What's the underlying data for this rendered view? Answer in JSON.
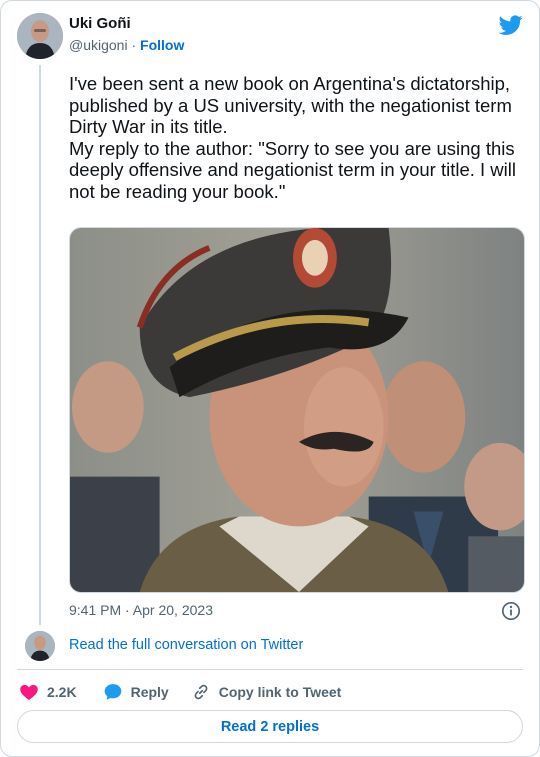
{
  "author": {
    "name": "Uki Goñi",
    "handle": "@ukigoni",
    "separator": " · ",
    "follow_label": "Follow"
  },
  "tweet": {
    "paragraphs": [
      "I've been sent a new book on Argentina's dictatorship, published by a US university, with the negationist term Dirty War in its title.",
      "My reply to the author: \"Sorry to see you are using this deeply offensive and negationist term in your title. I will not be reading your book.\""
    ],
    "timestamp": "9:41 PM · Apr 20, 2023"
  },
  "conversation": {
    "link_label": "Read the full conversation on Twitter"
  },
  "actions": {
    "likes": "2.2K",
    "reply_label": "Reply",
    "copy_label": "Copy link to Tweet"
  },
  "replies_button": "Read 2 replies",
  "icons": {
    "brand": "twitter-bird-icon",
    "info": "info-icon",
    "like": "heart-icon",
    "reply": "speech-bubble-icon",
    "copy": "link-icon"
  },
  "colors": {
    "link": "#006fd6",
    "twitter_blue": "#1d9bf0",
    "heart": "#f91880",
    "muted_text": "#536471",
    "border": "#cfd9de"
  }
}
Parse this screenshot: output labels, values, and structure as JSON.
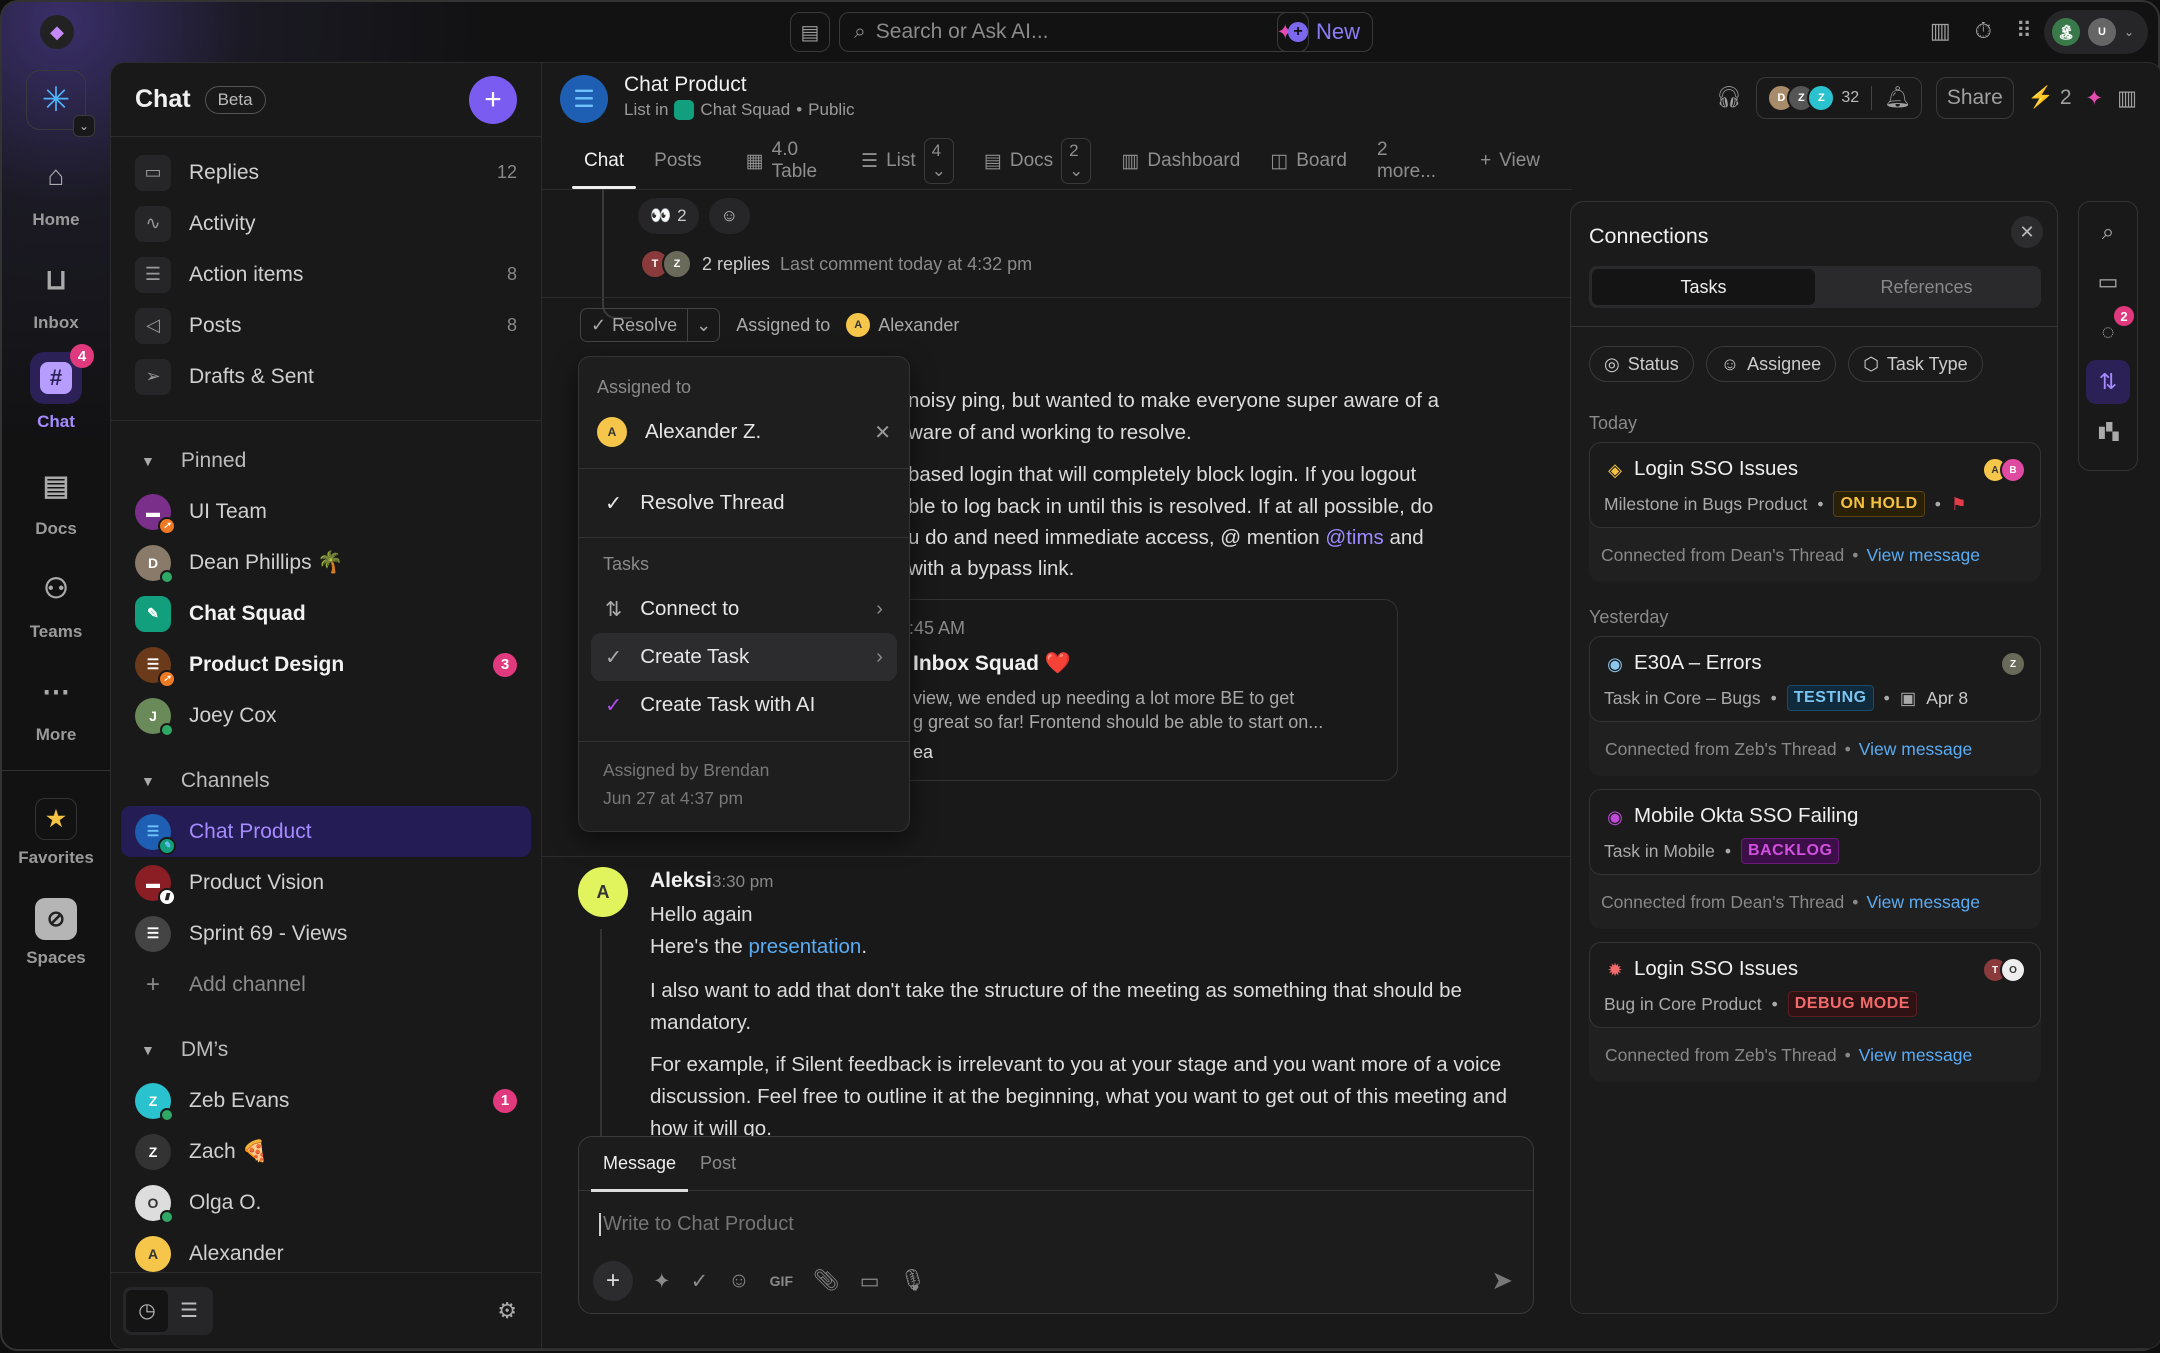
{
  "topbar": {
    "search_placeholder": "Search or Ask AI...",
    "new_label": "New"
  },
  "rail": {
    "items": [
      {
        "label": "Home",
        "icon": "home-icon"
      },
      {
        "label": "Inbox",
        "icon": "inbox-icon"
      },
      {
        "label": "Chat",
        "icon": "hash-icon",
        "badge": "4"
      },
      {
        "label": "Docs",
        "icon": "doc-icon"
      },
      {
        "label": "Teams",
        "icon": "teams-icon"
      },
      {
        "label": "More",
        "icon": "more-icon"
      }
    ],
    "favorites_label": "Favorites",
    "spaces_label": "Spaces"
  },
  "sidebar": {
    "title": "Chat",
    "beta_label": "Beta",
    "nav": [
      {
        "label": "Replies",
        "count": "12"
      },
      {
        "label": "Activity",
        "count": ""
      },
      {
        "label": "Action items",
        "count": "8"
      },
      {
        "label": "Posts",
        "count": "8"
      },
      {
        "label": "Drafts & Sent",
        "count": ""
      }
    ],
    "pinned_label": "Pinned",
    "pinned": [
      {
        "label": "UI Team"
      },
      {
        "label": "Dean Phillips 🌴"
      },
      {
        "label": "Chat Squad"
      },
      {
        "label": "Product Design",
        "badge": "3"
      },
      {
        "label": "Joey Cox"
      }
    ],
    "channels_label": "Channels",
    "channels": [
      {
        "label": "Chat Product"
      },
      {
        "label": "Product Vision"
      },
      {
        "label": "Sprint 69 - Views"
      }
    ],
    "add_channel_label": "Add channel",
    "dms_label": "DM’s",
    "dms": [
      {
        "label": "Zeb Evans",
        "badge": "1"
      },
      {
        "label": "Zach 🍕"
      },
      {
        "label": "Olga O."
      },
      {
        "label": "Alexander"
      }
    ]
  },
  "header": {
    "title": "Chat Product",
    "crumb_prefix": "List in",
    "crumb_space": "Chat Squad",
    "crumb_visibility": "Public",
    "member_count": "32",
    "share_label": "Share",
    "ai_count": "2"
  },
  "tabs": [
    {
      "label": "Chat",
      "active": true
    },
    {
      "label": "Posts"
    },
    {
      "label": "4.0 Table"
    },
    {
      "label": "List",
      "count": "4"
    },
    {
      "label": "Docs",
      "count": "2"
    },
    {
      "label": "Dashboard"
    },
    {
      "label": "Board"
    },
    {
      "label": "2 more..."
    },
    {
      "label": "View"
    }
  ],
  "thread": {
    "reaction_count": "2",
    "replies_label": "2 replies",
    "last_comment": "Last comment today at 4:32 pm",
    "resolve_label": "Resolve",
    "assigned_to_label": "Assigned to",
    "assignee": "Alexander",
    "body_lines": [
      "noisy ping, but wanted to make everyone super aware of a",
      "ware of and working to resolve.",
      "based login that will completely block login. If you logout",
      "ble to log back in until this is resolved. If at all possible, do",
      "u do and need immediate access, @ mention",
      "with a bypass link."
    ],
    "mention": "@tims",
    "mention_after": " and",
    "card": {
      "time": ":45 AM",
      "title": "Inbox Squad ❤️",
      "line1": "view, we ended up needing a lot more BE to get",
      "line2": "g great so far! Frontend should be able to start on...",
      "footer": "ea"
    }
  },
  "dropdown": {
    "assigned_to_label": "Assigned to",
    "assignee": "Alexander Z.",
    "resolve_thread": "Resolve Thread",
    "tasks_label": "Tasks",
    "connect_to": "Connect to",
    "create_task": "Create Task",
    "create_task_ai": "Create Task with AI",
    "assigned_by": "Assigned by Brendan",
    "assigned_date": "Jun 27 at 4:37 pm"
  },
  "message2": {
    "author": "Aleksi",
    "time": "3:30 pm",
    "line1": "Hello again",
    "line2_prefix": "Here's the ",
    "line2_link": "presentation",
    "line2_suffix": ".",
    "para1": "I also want to add that don't take the structure of the meeting as something that should be mandatory.",
    "para2": "For example, if Silent feedback is irrelevant to you at your stage and you want more of a voice discussion. Feel free to outline it at the beginning, what you want to get out of this meeting and how it will go."
  },
  "composer": {
    "tab_message": "Message",
    "tab_post": "Post",
    "placeholder": "Write to Chat Product"
  },
  "connections": {
    "title": "Connections",
    "tab_tasks": "Tasks",
    "tab_references": "References",
    "filters": [
      "Status",
      "Assignee",
      "Task Type"
    ],
    "groups": [
      {
        "label": "Today"
      },
      {
        "label": "Yesterday"
      }
    ],
    "cards": [
      {
        "title": "Login SSO Issues",
        "meta": "Milestone in Bugs Product",
        "status": "ON HOLD",
        "status_color": "#f5c242",
        "icon_color": "#f5c242",
        "connected": "Connected from Dean's Thread",
        "link": "View message",
        "flag": true
      },
      {
        "title": "E30A – Errors",
        "meta": "Task in Core – Bugs",
        "status": "TESTING",
        "status_color": "#7cc4f0",
        "icon_color": "#8cc8ee",
        "date": "Apr 8",
        "connected": "Connected from Zeb's Thread",
        "link": "View message"
      },
      {
        "title": "Mobile Okta SSO Failing",
        "meta": "Task in Mobile",
        "status": "BACKLOG",
        "status_color": "#d24fe0",
        "icon_color": "#c04bd8",
        "connected": "Connected from Dean's Thread",
        "link": "View message"
      },
      {
        "title": "Login SSO Issues",
        "meta": "Bug in Core Product",
        "status": "DEBUG MODE",
        "status_color": "#f26b6b",
        "icon_color": "#f26b6b",
        "connected": "Connected from Zeb's Thread",
        "link": "View message"
      }
    ]
  },
  "right_rail": {
    "tasks_badge": "2"
  }
}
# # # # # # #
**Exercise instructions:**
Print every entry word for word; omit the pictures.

**Solution to this problem:**
What's the underlying data for this rendered view? Answer in JSON.
{
  "author": {
    "name": "Uki Goñi",
    "handle": "@ukigoni",
    "separator": " · ",
    "follow_label": "Follow"
  },
  "tweet": {
    "paragraphs": [
      "I've been sent a new book on Argentina's dictatorship, published by a US university, with the negationist term Dirty War in its title.",
      "My reply to the author: \"Sorry to see you are using this deeply offensive and negationist term in your title. I will not be reading your book.\""
    ],
    "timestamp": "9:41 PM · Apr 20, 2023"
  },
  "conversation": {
    "link_label": "Read the full conversation on Twitter"
  },
  "actions": {
    "likes": "2.2K",
    "reply_label": "Reply",
    "copy_label": "Copy link to Tweet"
  },
  "replies_button": "Read 2 replies",
  "icons": {
    "brand": "twitter-bird-icon",
    "info": "info-icon",
    "like": "heart-icon",
    "reply": "speech-bubble-icon",
    "copy": "link-icon"
  },
  "colors": {
    "link": "#006fd6",
    "twitter_blue": "#1d9bf0",
    "heart": "#f91880",
    "muted_text": "#536471",
    "border": "#cfd9de"
  }
}
Parse this screenshot: output labels, values, and structure as JSON.
{
  "topbar": {
    "search_placeholder": "Search or Ask AI...",
    "new_label": "New"
  },
  "rail": {
    "items": [
      {
        "label": "Home",
        "icon": "home-icon"
      },
      {
        "label": "Inbox",
        "icon": "inbox-icon"
      },
      {
        "label": "Chat",
        "icon": "hash-icon",
        "badge": "4"
      },
      {
        "label": "Docs",
        "icon": "doc-icon"
      },
      {
        "label": "Teams",
        "icon": "teams-icon"
      },
      {
        "label": "More",
        "icon": "more-icon"
      }
    ],
    "favorites_label": "Favorites",
    "spaces_label": "Spaces"
  },
  "sidebar": {
    "title": "Chat",
    "beta_label": "Beta",
    "nav": [
      {
        "label": "Replies",
        "count": "12"
      },
      {
        "label": "Activity",
        "count": ""
      },
      {
        "label": "Action items",
        "count": "8"
      },
      {
        "label": "Posts",
        "count": "8"
      },
      {
        "label": "Drafts & Sent",
        "count": ""
      }
    ],
    "pinned_label": "Pinned",
    "pinned": [
      {
        "label": "UI Team"
      },
      {
        "label": "Dean Phillips 🌴"
      },
      {
        "label": "Chat Squad"
      },
      {
        "label": "Product Design",
        "badge": "3"
      },
      {
        "label": "Joey Cox"
      }
    ],
    "channels_label": "Channels",
    "channels": [
      {
        "label": "Chat Product"
      },
      {
        "label": "Product Vision"
      },
      {
        "label": "Sprint 69 - Views"
      }
    ],
    "add_channel_label": "Add channel",
    "dms_label": "DM’s",
    "dms": [
      {
        "label": "Zeb Evans",
        "badge": "1"
      },
      {
        "label": "Zach 🍕"
      },
      {
        "label": "Olga O."
      },
      {
        "label": "Alexander"
      }
    ]
  },
  "header": {
    "title": "Chat Product",
    "crumb_prefix": "List in",
    "crumb_space": "Chat Squad",
    "crumb_visibility": "Public",
    "member_count": "32",
    "share_label": "Share",
    "ai_count": "2"
  },
  "tabs": [
    {
      "label": "Chat",
      "active": true
    },
    {
      "label": "Posts"
    },
    {
      "label": "4.0 Table"
    },
    {
      "label": "List",
      "count": "4"
    },
    {
      "label": "Docs",
      "count": "2"
    },
    {
      "label": "Dashboard"
    },
    {
      "label": "Board"
    },
    {
      "label": "2 more..."
    },
    {
      "label": "View"
    }
  ],
  "thread": {
    "reaction_count": "2",
    "replies_label": "2 replies",
    "last_comment": "Last comment today at 4:32 pm",
    "resolve_label": "Resolve",
    "assigned_to_label": "Assigned to",
    "assignee": "Alexander",
    "body_lines": [
      "noisy ping, but wanted to make everyone super aware of a",
      "ware of and working to resolve.",
      "based login that will completely block login. If you logout",
      "ble to log back in until this is resolved. If at all possible, do",
      "u do and need immediate access, @ mention",
      "with a bypass link."
    ],
    "mention": "@tims",
    "mention_after": " and",
    "card": {
      "time": ":45 AM",
      "title": "Inbox Squad ❤️",
      "line1": "view, we ended up needing a lot more BE to get",
      "line2": "g great so far! Frontend should be able to start on...",
      "footer": "ea"
    }
  },
  "dropdown": {
    "assigned_to_label": "Assigned to",
    "assignee": "Alexander Z.",
    "resolve_thread": "Resolve Thread",
    "tasks_label": "Tasks",
    "connect_to": "Connect to",
    "create_task": "Create Task",
    "create_task_ai": "Create Task with AI",
    "assigned_by": "Assigned by Brendan",
    "assigned_date": "Jun 27 at 4:37 pm"
  },
  "message2": {
    "author": "Aleksi",
    "time": "3:30 pm",
    "line1": "Hello again",
    "line2_prefix": "Here's the ",
    "line2_link": "presentation",
    "line2_suffix": ".",
    "para1": "I also want to add that don't take the structure of the meeting as something that should be mandatory.",
    "para2": "For example, if Silent feedback is irrelevant to you at your stage and you want more of a voice discussion. Feel free to outline it at the beginning, what you want to get out of this meeting and how it will go."
  },
  "composer": {
    "tab_message": "Message",
    "tab_post": "Post",
    "placeholder": "Write to Chat Product"
  },
  "connections": {
    "title": "Connections",
    "tab_tasks": "Tasks",
    "tab_references": "References",
    "filters": [
      "Status",
      "Assignee",
      "Task Type"
    ],
    "groups": [
      {
        "label": "Today"
      },
      {
        "label": "Yesterday"
      }
    ],
    "cards": [
      {
        "title": "Login SSO Issues",
        "meta": "Milestone in Bugs Product",
        "status": "ON HOLD",
        "status_color": "#f5c242",
        "icon_color": "#f5c242",
        "connected": "Connected from Dean's Thread",
        "link": "View message",
        "flag": true
      },
      {
        "title": "E30A – Errors",
        "meta": "Task in Core – Bugs",
        "status": "TESTING",
        "status_color": "#7cc4f0",
        "icon_color": "#8cc8ee",
        "date": "Apr 8",
        "connected": "Connected from Zeb's Thread",
        "link": "View message"
      },
      {
        "title": "Mobile Okta SSO Failing",
        "meta": "Task in Mobile",
        "status": "BACKLOG",
        "status_color": "#d24fe0",
        "icon_color": "#c04bd8",
        "connected": "Connected from Dean's Thread",
        "link": "View message"
      },
      {
        "title": "Login SSO Issues",
        "meta": "Bug in Core Product",
        "status": "DEBUG MODE",
        "status_color": "#f26b6b",
        "icon_color": "#f26b6b",
        "connected": "Connected from Zeb's Thread",
        "link": "View message"
      }
    ]
  },
  "right_rail": {
    "tasks_badge": "2"
  }
}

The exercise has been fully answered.